When we suggest that “writing works,“ we are joined in a collective mindset, believing that the act of putting pen to paper becomes an art that opens many arteries to greater understanding of self and the world that each of us inhabits. Writing can be as freeing as it is frustrating; it can make you feel like a genius one minute and an idiot the next. But if you invest your authentic self into the process? It works. Writing works the muscles of your soul, making your mind expand and your heart explode. Writing can capture a moment of simplicity that takes the reader on a ride through the senses. Take, for example, Jim’s Whitrock’s breif glimpse of a sensorial memory so vivid that it jumps off the page.
I was outside pulling weeds; the ground was soft and the weeds came up easily as I yanked them out by the roots. The moist soil smelled rich and pleasant. From another realm, I sensed a divine wafting—yeast, warmth, and pleasant freshness that likely could only come from an oven. I dropped the long grass with its dirt bulb root and rose to scurry into the house. I rushed into the bathroom, washed my hands, hurried into the kitchen to see that my mother had just opened the oven door and had emptied two large loaves of heaven-sent bread from their loaf pans onto a cotton dishcloth (which had been made from grain feed sacks which Dad had used to feed the horses). “Would you like to slice off a heel?” she teased, knowing that the heel was my favorite part. I picked up the sharp knife and cut into the end of the loaf, slathered on a slushy gob of butter, and bit into a taste that was out of this world.

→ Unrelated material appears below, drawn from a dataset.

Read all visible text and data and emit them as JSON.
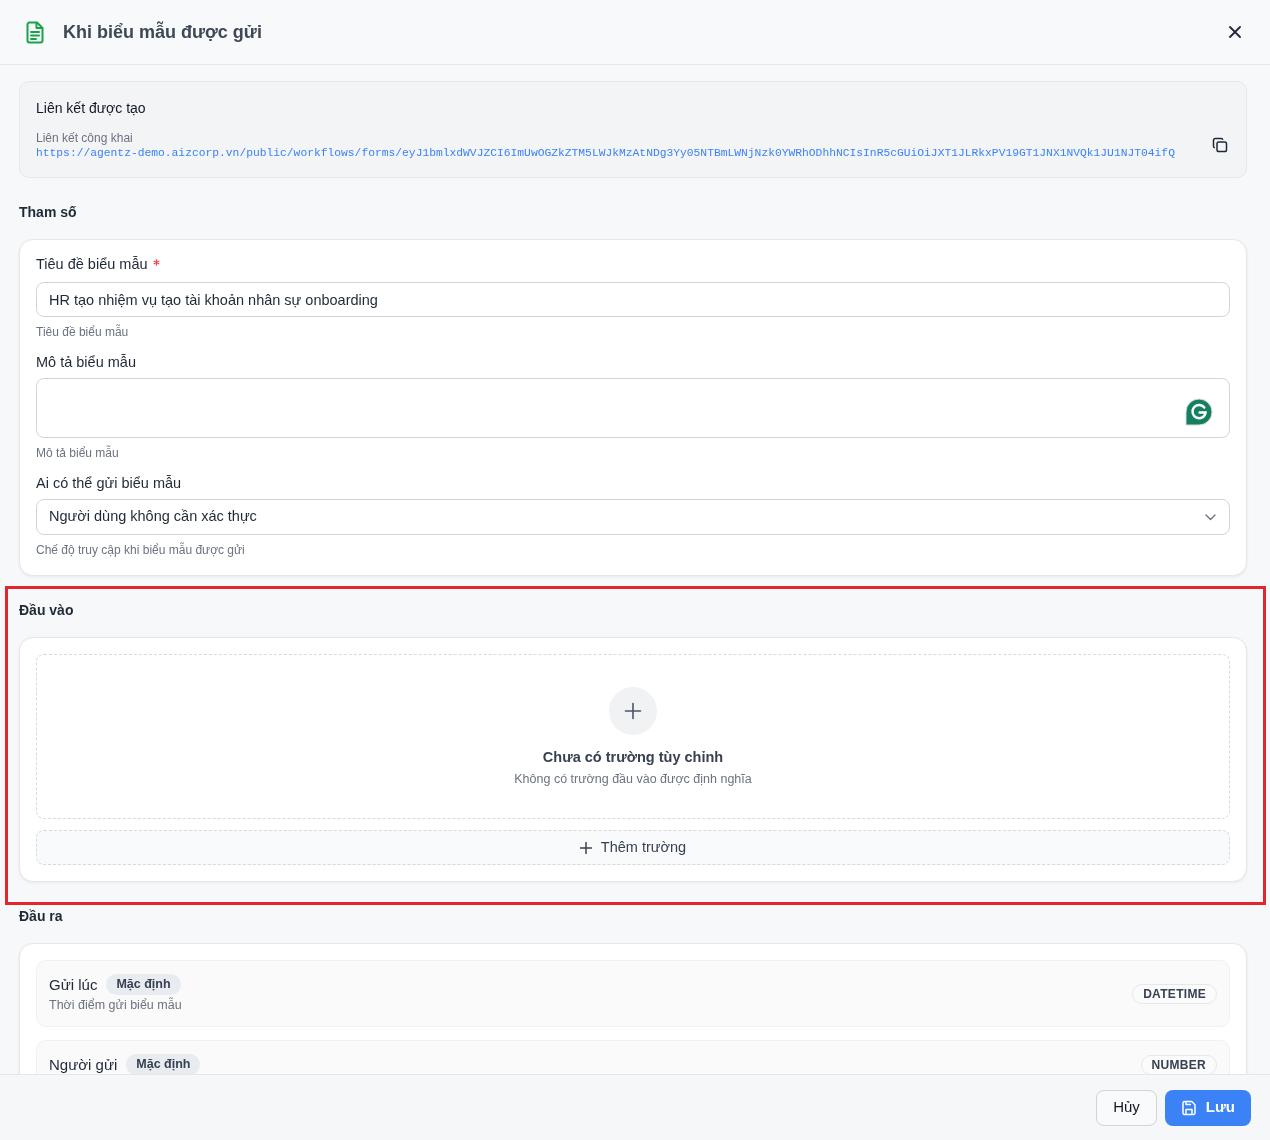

I don’t know about you but it makes my mouth water. And so might our first full-length pieces about the art of kissing, delivered by Nick and Nicholas. Whether, like Nicholas and Nicky, you are examining the sumptuousness of a kiss or, like Jim, refusing to believe that death is final—our Housing Works writers are in a mode of discovery, allowing the story to tell itself, as they reveal themselves (whether the story is autoiographical or not).Barth creates a yarn that recalls a mid-Century John Cheever short story, loaded with enough ambiguity to make us yearn for more. Finally, note the rich complexities of faith (spelled with or without the f) as interpreted intellectually by Ramon and emotionally by Brenda. Both writers approach the word with a unique perspective, presented in a distinct style.